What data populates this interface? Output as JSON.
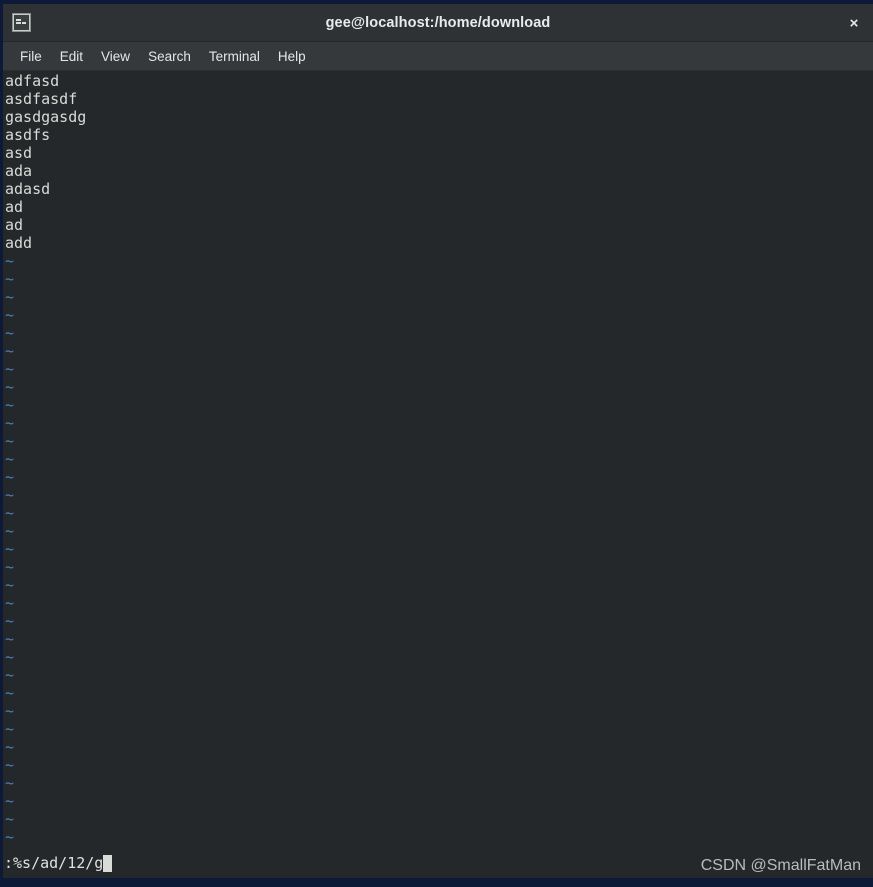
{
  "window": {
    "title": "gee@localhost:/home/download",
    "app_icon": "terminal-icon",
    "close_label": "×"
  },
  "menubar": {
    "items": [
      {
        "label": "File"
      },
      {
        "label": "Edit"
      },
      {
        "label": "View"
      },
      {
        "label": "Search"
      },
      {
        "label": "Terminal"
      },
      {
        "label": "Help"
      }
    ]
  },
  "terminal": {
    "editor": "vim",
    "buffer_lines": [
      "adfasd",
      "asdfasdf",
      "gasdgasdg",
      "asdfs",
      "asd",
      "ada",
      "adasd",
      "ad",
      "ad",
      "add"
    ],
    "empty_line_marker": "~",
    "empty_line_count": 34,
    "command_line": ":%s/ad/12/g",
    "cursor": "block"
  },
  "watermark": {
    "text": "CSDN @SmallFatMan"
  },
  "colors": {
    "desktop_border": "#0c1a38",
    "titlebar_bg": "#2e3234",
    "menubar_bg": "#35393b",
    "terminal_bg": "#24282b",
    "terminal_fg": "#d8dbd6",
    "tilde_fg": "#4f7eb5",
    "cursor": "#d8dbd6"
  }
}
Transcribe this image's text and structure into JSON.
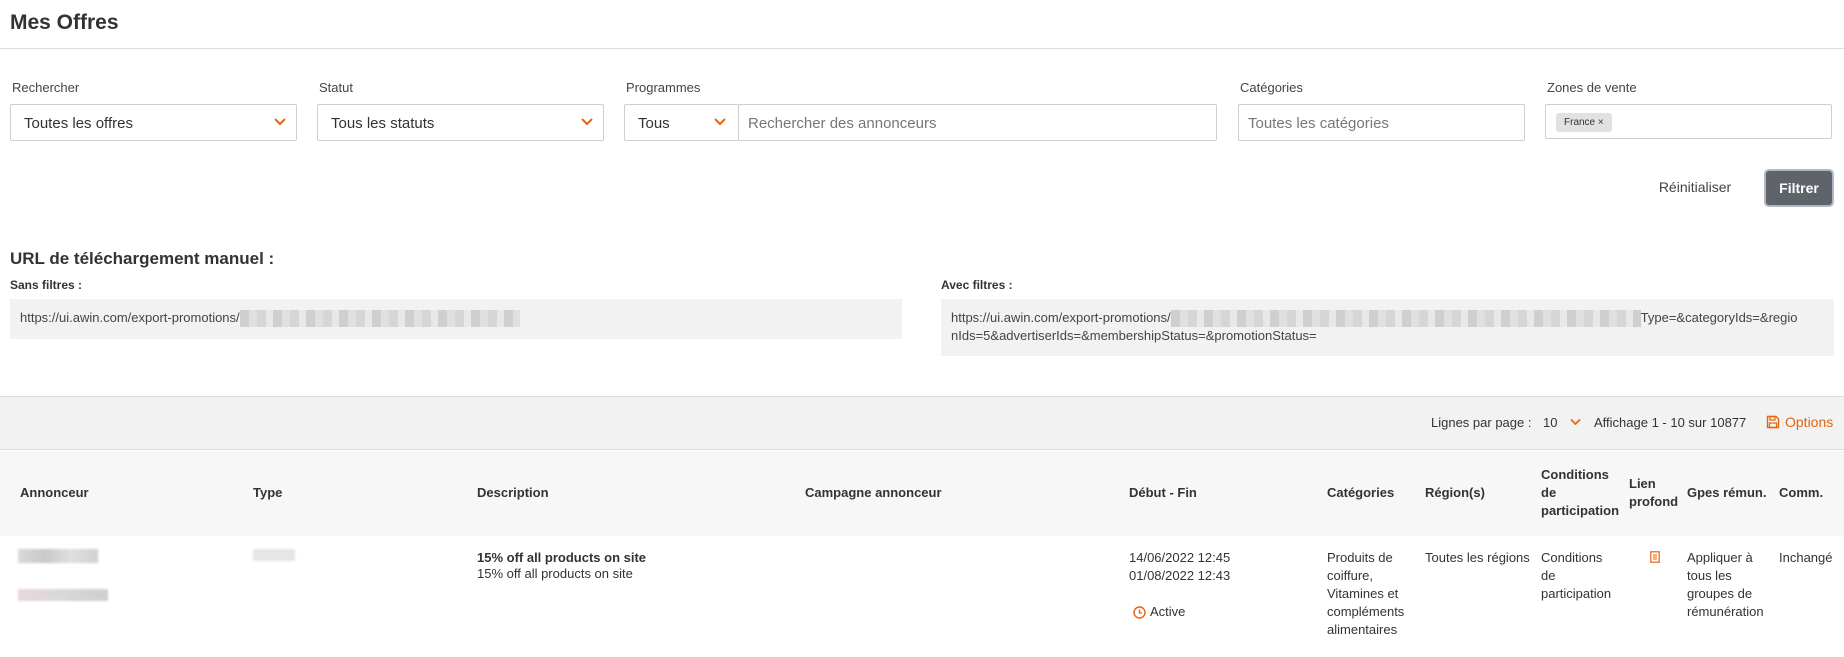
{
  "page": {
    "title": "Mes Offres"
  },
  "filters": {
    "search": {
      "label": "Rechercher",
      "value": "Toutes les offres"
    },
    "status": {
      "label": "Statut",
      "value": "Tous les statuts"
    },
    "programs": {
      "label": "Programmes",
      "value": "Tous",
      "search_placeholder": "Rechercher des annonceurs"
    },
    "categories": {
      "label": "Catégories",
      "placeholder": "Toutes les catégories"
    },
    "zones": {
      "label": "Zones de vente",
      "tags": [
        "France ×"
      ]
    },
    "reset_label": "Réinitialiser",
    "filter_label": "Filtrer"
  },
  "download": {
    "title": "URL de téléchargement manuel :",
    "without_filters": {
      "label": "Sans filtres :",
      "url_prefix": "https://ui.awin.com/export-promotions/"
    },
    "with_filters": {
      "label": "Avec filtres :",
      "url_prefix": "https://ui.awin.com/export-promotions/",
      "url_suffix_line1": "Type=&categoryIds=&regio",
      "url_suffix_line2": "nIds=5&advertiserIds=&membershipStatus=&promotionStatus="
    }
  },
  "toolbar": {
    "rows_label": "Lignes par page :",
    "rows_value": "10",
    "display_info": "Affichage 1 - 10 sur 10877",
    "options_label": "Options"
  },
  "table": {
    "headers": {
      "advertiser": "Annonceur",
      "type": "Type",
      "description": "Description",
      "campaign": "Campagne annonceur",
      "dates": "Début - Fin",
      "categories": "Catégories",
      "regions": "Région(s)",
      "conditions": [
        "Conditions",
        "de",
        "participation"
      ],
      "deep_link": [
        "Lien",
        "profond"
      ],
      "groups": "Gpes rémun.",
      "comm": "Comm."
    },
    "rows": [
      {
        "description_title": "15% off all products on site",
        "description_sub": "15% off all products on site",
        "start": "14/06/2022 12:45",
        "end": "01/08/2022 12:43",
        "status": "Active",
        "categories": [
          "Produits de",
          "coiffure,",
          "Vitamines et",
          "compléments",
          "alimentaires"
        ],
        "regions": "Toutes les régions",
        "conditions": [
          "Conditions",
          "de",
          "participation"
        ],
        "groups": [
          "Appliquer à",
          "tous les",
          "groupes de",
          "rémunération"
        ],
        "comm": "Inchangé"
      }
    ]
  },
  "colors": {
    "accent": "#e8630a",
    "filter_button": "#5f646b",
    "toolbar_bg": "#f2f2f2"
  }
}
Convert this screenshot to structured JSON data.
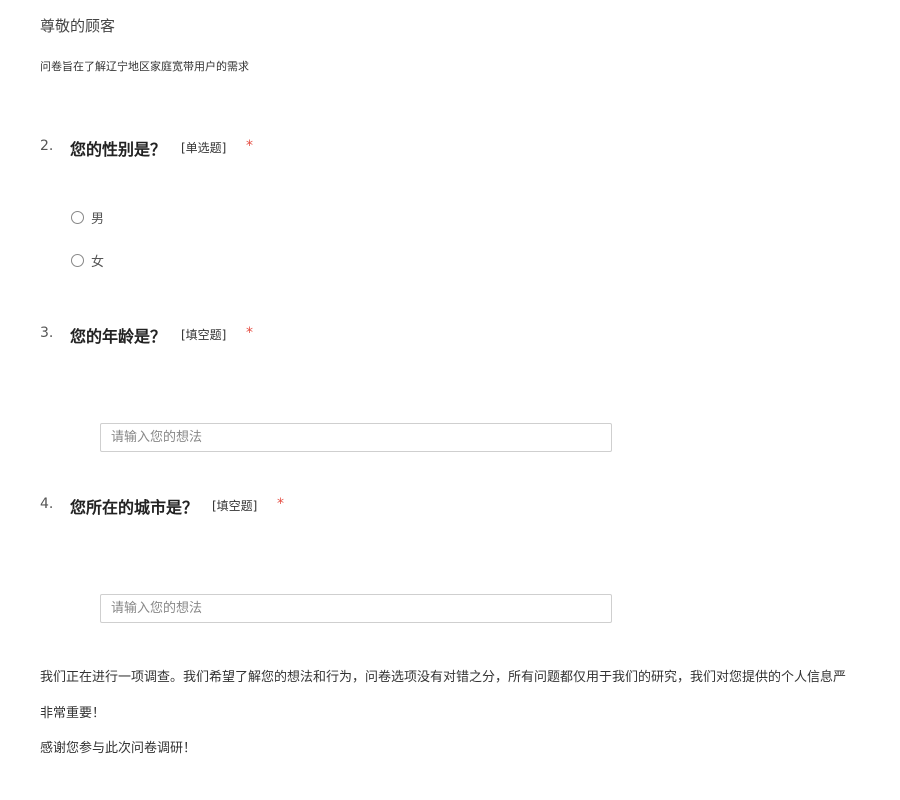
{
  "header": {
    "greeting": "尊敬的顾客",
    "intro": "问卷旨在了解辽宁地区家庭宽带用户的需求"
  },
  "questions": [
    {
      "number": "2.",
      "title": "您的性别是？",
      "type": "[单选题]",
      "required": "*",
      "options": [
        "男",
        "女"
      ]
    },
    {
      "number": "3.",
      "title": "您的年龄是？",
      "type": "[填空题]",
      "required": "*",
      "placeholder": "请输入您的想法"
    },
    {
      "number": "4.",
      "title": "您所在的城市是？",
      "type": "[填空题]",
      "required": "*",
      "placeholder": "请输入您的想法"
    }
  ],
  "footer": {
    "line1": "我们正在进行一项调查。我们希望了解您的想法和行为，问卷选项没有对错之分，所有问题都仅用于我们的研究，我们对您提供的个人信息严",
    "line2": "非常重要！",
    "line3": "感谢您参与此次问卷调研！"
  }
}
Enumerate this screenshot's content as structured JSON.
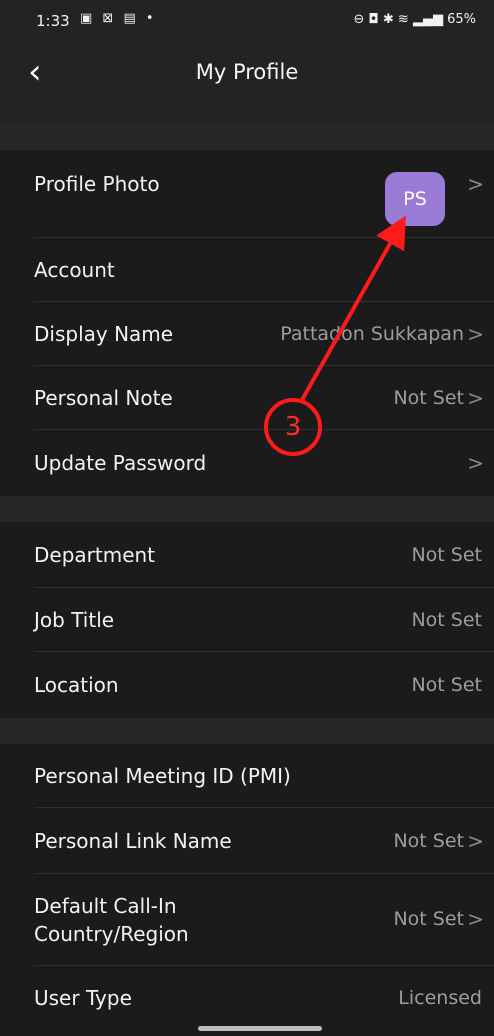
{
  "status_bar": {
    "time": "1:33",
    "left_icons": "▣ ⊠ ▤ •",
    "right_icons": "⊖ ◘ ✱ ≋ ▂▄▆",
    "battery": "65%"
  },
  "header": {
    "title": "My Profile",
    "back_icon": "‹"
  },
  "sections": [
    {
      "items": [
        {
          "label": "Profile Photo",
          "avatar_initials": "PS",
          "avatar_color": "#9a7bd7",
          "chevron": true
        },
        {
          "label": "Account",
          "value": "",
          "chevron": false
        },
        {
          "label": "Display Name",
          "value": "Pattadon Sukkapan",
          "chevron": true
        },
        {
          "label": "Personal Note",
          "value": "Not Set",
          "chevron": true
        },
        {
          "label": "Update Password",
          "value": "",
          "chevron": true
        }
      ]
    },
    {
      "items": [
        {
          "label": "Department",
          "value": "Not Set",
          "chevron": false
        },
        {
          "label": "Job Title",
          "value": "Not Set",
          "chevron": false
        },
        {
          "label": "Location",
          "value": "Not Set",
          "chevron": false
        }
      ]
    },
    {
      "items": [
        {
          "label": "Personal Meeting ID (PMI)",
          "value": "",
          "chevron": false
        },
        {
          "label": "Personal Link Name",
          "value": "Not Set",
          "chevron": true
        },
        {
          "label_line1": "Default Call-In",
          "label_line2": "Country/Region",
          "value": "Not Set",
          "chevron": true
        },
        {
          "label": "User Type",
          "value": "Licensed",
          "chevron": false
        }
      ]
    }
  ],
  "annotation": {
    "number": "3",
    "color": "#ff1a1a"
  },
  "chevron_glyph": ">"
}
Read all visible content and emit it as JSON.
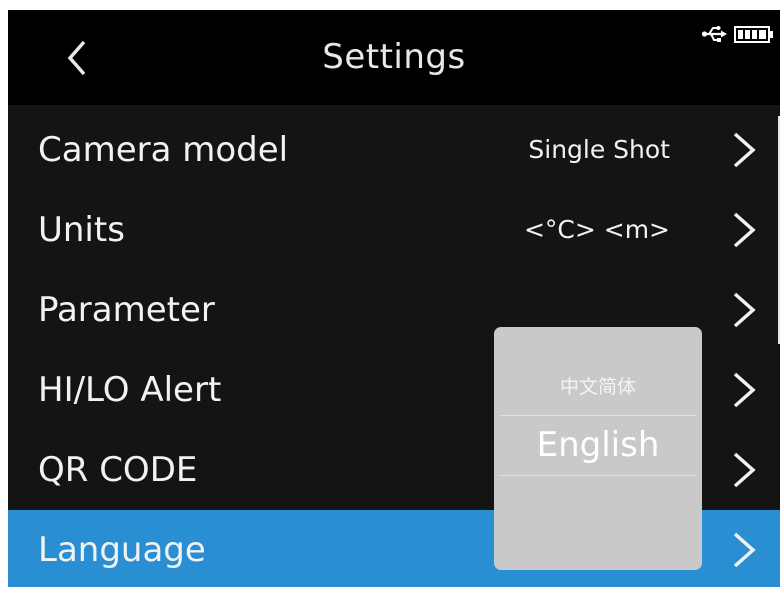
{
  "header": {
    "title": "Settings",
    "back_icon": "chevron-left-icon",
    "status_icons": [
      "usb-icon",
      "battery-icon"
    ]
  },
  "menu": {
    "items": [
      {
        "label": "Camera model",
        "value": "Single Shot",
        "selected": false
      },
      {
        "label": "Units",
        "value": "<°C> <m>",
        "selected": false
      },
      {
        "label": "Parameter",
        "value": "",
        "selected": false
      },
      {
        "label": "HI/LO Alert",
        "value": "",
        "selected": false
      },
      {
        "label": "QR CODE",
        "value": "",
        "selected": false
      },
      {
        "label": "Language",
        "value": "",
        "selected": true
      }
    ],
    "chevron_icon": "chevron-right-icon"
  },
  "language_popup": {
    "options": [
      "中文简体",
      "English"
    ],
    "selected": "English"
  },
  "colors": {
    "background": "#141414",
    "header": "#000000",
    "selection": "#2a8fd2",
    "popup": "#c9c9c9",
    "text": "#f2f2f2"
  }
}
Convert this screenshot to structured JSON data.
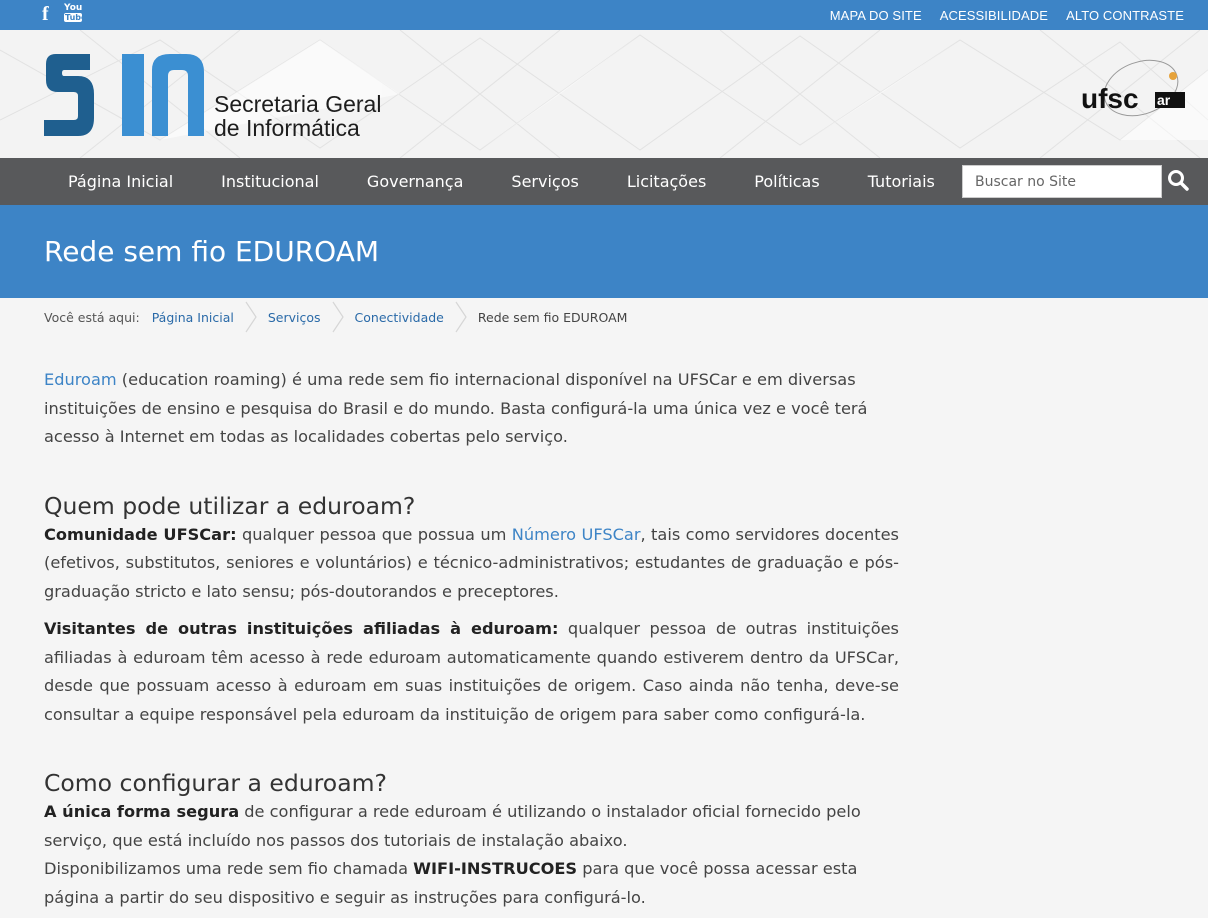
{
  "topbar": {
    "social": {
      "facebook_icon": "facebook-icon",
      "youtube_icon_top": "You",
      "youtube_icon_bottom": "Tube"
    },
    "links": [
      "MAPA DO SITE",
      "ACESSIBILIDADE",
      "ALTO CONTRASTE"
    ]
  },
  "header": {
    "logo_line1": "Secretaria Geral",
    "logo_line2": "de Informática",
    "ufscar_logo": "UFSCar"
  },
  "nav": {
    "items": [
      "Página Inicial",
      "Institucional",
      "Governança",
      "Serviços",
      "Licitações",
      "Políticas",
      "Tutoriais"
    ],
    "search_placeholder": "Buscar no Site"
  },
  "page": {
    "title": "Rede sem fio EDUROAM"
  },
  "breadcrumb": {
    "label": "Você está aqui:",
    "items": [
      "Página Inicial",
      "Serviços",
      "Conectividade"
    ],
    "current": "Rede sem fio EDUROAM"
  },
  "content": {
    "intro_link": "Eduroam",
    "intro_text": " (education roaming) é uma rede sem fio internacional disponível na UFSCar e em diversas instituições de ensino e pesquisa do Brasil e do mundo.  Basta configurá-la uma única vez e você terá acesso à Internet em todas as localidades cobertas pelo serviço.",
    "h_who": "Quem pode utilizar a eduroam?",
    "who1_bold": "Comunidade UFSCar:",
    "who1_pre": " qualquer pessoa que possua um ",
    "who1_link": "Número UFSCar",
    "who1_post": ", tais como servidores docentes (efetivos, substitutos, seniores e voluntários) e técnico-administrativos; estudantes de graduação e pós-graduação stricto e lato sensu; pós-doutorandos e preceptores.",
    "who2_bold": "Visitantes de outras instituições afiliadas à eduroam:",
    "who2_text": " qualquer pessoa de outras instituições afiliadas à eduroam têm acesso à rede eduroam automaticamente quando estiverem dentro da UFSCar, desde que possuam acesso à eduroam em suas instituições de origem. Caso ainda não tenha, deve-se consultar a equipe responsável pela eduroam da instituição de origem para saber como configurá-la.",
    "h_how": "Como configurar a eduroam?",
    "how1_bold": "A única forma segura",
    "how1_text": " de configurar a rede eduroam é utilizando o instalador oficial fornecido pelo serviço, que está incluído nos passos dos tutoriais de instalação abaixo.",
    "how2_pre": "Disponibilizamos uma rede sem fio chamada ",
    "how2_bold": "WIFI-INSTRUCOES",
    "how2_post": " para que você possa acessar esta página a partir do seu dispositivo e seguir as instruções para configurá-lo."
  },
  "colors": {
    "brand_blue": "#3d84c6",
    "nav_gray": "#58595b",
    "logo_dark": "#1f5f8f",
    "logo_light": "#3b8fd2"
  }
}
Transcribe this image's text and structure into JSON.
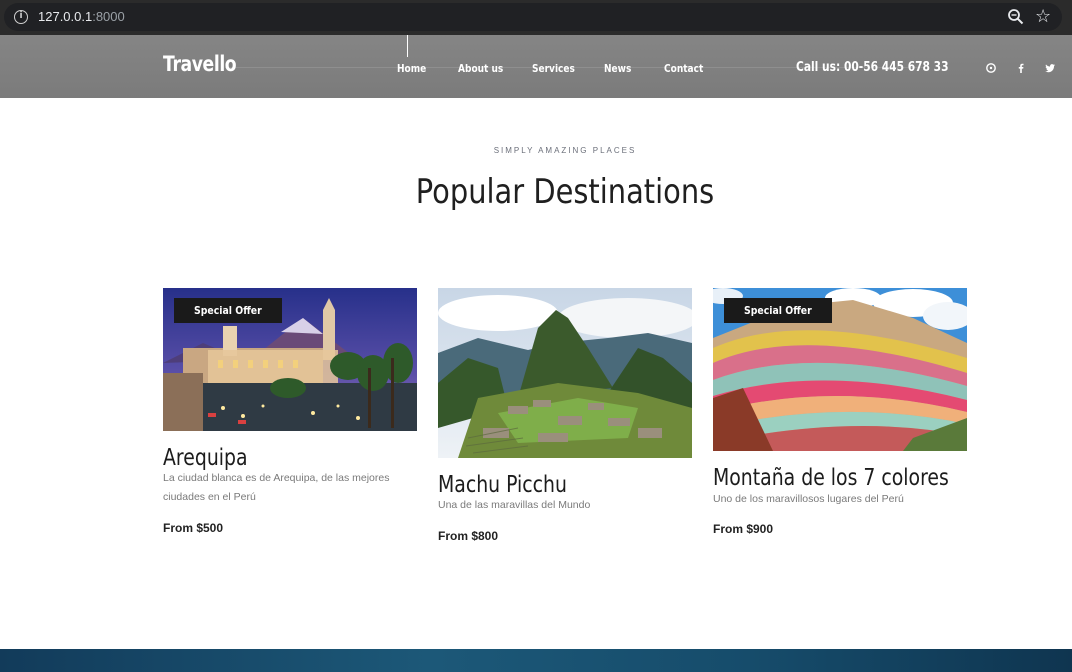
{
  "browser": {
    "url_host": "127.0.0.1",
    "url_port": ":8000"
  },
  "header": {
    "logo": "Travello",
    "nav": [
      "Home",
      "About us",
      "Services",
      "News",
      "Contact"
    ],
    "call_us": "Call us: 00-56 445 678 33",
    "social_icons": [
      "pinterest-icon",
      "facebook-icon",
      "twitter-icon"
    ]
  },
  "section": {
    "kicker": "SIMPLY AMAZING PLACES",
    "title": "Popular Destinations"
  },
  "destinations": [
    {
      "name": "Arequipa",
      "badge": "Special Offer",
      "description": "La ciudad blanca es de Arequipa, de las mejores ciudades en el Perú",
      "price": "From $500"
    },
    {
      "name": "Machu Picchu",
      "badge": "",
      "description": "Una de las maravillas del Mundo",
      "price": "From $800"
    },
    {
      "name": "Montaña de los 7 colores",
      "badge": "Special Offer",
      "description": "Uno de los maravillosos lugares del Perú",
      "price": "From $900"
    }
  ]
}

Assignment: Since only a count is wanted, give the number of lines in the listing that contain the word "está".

Solution: 2